The shrinking payout ratio

Dividend payout ratio is the fraction of net income a firm pays to its stockholders in dividends. That is, the payout ratio is the dividends divided to total earnings. Some investors prefer a low payout ratio as it indicates that a large portion of earnings is left in the company where it can be invested for future  growth. A low payout ratio can also indicate that the dividends are safe from cuts even if the earnings were to shrink.

A low payout ratio, however, can be a problem if it is an indication that the profits are squandered in unproductive activities and not used for rewarding the owners. As an example of unproductive activities, a company with a low payout ratio might use the profits for overpriced acquisitions or overly generous management compensation. 

It is interesting to look at the development of the payout ratio of the SP500 index over the past century. As is shown in Figure 1, the payout ratio has been slowly and steadily declining which means that the owners today receive a smaller share of the profit than in the past.

Figure 1: Historical dividend payout ratio for SP500.

The low payout ratio is sometimes explained by the stock paybacks that have been in fashion lately. This explanation is easy to disprove: If the stock paybacks were significant, they would reduce the number of  shares outstanding and the earnings and dividend per share should increase accordingly. As seen in the long term development of the dividend growth, the earnings and dividend growth have not been accelerating. In fact,  the dividend growth has been lacking lately.

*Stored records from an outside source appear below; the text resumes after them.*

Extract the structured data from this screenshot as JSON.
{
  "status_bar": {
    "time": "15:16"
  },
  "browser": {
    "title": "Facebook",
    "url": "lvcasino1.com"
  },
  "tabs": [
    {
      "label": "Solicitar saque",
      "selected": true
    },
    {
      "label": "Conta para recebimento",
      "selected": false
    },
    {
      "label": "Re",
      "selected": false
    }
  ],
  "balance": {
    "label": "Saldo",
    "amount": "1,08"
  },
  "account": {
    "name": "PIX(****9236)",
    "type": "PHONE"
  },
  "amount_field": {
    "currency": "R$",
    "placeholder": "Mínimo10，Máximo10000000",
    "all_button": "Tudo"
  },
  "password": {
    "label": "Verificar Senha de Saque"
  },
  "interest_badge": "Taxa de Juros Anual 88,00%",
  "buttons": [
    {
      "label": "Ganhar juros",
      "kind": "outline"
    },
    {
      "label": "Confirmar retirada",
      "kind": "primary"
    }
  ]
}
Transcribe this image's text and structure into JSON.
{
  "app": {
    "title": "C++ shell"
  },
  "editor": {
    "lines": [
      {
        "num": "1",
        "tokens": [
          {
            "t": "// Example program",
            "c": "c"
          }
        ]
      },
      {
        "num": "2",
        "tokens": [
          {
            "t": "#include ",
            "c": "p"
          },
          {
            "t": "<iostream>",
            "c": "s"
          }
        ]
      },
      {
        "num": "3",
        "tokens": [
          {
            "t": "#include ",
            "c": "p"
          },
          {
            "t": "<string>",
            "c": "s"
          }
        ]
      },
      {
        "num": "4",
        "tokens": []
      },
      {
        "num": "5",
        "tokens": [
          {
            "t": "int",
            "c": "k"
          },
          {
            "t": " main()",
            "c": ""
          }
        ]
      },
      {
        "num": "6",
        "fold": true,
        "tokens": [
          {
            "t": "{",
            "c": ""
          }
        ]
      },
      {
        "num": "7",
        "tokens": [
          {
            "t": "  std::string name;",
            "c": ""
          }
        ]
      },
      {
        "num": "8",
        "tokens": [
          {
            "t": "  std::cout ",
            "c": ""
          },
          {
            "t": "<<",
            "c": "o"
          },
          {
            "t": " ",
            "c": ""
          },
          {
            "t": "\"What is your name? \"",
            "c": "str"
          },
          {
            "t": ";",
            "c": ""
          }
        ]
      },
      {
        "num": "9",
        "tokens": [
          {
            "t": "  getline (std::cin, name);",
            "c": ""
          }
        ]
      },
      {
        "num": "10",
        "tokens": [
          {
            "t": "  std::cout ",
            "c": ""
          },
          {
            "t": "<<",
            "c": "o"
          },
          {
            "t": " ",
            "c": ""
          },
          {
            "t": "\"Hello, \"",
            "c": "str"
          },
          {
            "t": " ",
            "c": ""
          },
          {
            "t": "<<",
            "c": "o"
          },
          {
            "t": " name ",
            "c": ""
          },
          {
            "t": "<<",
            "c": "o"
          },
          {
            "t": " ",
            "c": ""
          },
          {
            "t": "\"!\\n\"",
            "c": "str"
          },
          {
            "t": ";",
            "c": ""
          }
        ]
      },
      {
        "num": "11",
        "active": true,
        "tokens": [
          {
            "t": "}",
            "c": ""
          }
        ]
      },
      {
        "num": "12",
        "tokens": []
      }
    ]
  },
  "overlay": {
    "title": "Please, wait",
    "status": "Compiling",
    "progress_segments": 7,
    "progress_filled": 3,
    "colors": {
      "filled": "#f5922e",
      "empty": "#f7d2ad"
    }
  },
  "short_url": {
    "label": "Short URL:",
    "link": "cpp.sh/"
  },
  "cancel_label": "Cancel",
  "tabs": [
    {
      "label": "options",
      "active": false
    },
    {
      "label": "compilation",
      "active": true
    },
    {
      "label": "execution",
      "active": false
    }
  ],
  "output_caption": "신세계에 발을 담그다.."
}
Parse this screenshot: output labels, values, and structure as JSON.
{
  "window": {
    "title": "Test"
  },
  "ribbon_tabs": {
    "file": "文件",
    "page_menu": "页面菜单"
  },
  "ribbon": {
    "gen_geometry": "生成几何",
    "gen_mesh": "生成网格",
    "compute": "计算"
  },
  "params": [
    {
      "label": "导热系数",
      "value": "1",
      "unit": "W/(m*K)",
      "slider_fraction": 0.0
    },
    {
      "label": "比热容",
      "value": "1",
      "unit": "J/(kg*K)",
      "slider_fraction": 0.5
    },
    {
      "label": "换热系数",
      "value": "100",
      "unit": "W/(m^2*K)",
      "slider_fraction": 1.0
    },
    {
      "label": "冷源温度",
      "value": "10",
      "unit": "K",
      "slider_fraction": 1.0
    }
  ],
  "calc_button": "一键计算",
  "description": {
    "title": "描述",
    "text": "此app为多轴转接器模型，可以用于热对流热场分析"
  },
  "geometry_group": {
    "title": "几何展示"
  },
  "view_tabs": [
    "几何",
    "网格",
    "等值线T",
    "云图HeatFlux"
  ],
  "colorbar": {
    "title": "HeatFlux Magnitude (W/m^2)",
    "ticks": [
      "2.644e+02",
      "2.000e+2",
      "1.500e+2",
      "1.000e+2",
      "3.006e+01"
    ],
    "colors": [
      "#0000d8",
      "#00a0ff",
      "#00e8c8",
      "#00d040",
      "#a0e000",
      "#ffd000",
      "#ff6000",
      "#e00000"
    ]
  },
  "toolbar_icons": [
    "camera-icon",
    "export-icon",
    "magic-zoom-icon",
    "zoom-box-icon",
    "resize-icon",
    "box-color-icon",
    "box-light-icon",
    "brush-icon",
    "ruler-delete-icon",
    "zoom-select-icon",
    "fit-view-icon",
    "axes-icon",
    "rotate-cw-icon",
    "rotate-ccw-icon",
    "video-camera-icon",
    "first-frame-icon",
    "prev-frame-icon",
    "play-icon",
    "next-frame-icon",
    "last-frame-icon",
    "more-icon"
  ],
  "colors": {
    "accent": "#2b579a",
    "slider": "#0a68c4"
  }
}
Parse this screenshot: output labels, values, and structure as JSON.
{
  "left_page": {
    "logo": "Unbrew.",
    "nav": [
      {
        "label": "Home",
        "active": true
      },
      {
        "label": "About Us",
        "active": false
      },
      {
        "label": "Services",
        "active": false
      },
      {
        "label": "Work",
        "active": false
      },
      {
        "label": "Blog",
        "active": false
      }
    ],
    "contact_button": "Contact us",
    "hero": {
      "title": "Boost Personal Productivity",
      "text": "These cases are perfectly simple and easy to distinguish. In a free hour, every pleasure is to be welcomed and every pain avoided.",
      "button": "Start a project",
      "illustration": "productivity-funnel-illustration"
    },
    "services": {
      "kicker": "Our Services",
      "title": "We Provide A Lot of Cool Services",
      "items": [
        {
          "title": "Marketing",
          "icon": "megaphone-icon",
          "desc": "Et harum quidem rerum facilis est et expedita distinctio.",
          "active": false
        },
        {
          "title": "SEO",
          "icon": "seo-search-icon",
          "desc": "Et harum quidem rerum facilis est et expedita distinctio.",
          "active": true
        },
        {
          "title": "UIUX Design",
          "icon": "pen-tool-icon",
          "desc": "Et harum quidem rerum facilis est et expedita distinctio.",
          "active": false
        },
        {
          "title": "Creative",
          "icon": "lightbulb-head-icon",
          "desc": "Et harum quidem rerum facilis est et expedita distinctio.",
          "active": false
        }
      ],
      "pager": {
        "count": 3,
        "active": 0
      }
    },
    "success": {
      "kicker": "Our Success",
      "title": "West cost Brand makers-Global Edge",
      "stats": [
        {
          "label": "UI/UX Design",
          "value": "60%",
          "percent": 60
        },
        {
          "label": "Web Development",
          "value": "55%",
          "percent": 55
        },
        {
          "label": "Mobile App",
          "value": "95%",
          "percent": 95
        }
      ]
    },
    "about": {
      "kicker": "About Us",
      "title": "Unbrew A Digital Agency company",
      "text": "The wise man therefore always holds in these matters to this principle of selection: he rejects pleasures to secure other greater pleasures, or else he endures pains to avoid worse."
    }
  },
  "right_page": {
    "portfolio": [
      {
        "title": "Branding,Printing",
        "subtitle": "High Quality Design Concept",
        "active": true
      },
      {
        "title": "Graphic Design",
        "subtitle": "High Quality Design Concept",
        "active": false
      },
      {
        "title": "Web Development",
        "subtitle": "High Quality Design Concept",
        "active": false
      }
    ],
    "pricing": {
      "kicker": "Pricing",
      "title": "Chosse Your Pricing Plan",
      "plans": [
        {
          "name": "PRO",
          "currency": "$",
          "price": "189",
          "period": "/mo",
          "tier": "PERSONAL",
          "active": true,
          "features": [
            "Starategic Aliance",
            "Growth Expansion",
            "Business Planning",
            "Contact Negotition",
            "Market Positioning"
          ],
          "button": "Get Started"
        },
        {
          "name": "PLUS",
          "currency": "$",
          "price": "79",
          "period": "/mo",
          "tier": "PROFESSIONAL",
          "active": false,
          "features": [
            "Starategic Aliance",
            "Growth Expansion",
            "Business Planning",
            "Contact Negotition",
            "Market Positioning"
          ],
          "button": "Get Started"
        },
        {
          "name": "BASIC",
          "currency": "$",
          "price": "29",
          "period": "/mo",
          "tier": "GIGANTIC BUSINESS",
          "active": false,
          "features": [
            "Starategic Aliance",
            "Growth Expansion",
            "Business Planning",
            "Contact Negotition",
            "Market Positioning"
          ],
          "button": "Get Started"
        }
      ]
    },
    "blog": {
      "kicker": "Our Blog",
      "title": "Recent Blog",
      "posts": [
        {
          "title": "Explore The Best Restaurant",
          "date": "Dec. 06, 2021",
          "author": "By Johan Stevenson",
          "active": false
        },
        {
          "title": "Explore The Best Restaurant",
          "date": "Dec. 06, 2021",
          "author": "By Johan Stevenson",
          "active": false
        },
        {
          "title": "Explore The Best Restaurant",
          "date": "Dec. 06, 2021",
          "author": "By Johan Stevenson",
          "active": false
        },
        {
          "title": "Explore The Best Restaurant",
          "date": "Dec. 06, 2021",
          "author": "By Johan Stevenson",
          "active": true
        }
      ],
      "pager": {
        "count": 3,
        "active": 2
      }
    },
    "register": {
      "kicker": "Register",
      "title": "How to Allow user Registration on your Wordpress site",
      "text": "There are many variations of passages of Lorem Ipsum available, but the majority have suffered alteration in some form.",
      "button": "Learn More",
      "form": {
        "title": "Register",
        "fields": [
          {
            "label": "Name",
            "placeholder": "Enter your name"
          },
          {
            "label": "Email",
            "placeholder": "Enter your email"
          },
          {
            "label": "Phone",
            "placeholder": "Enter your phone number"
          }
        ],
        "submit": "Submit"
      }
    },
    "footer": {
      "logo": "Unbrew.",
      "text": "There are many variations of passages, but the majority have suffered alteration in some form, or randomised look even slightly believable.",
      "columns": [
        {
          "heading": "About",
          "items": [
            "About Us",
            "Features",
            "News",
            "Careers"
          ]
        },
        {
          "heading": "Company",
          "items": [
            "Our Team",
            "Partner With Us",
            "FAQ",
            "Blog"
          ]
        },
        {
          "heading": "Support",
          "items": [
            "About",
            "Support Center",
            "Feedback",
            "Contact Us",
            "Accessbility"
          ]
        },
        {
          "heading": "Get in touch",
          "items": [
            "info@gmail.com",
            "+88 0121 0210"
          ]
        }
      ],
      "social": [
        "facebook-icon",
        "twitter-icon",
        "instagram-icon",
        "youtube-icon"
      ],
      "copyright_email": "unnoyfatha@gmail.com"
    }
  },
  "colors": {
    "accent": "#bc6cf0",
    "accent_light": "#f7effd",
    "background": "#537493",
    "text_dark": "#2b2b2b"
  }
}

Given that SP500 companies as a whole do not make it a priority reward their owners, perhaps a KISS investor should focus on dividend paying companies with a track record of rewarding owners. In this perspective, the high payout ratio is not a problem if it is backed with a high dividend yield and a dividend growth rate.